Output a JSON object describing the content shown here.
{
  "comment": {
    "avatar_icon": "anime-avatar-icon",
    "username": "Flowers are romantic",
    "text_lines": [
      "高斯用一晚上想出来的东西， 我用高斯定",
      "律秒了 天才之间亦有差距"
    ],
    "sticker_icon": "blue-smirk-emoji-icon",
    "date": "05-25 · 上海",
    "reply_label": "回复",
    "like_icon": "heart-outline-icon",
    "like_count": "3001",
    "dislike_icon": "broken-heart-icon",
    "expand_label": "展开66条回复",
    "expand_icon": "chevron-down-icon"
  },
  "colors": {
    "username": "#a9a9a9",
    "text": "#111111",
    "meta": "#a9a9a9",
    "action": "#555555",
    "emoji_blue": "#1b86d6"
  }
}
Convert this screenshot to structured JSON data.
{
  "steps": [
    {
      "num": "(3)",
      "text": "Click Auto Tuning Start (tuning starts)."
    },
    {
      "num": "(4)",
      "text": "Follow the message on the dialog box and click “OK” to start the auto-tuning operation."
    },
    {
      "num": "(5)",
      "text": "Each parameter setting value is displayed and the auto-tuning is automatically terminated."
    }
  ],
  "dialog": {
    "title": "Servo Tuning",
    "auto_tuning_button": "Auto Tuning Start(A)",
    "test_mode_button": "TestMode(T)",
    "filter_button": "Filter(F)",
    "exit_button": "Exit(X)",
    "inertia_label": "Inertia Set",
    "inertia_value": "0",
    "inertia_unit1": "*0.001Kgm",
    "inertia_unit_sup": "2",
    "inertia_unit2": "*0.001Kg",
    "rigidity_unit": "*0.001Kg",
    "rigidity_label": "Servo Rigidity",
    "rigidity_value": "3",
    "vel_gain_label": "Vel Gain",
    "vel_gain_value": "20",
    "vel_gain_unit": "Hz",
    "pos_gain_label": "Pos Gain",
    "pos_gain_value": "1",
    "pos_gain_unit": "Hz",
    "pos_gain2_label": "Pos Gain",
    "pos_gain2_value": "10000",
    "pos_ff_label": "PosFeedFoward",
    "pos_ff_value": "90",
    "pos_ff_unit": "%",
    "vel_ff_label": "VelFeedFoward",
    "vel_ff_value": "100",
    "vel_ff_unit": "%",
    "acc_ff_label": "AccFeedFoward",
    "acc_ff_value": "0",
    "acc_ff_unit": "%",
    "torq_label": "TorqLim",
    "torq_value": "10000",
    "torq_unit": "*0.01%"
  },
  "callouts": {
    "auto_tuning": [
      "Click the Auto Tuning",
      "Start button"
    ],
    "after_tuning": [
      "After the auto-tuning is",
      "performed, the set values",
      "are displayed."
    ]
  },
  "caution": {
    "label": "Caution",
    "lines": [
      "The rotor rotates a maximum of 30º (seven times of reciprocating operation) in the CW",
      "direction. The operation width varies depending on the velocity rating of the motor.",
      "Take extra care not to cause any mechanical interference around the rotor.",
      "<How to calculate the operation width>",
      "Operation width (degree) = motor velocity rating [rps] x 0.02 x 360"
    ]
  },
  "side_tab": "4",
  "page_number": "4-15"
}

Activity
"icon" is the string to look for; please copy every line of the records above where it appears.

Task output
    "avatar_icon": "anime-avatar-icon",
    "sticker_icon": "blue-smirk-emoji-icon",
    "like_icon": "heart-outline-icon",
    "dislike_icon": "broken-heart-icon",
    "expand_icon": "chevron-down-icon"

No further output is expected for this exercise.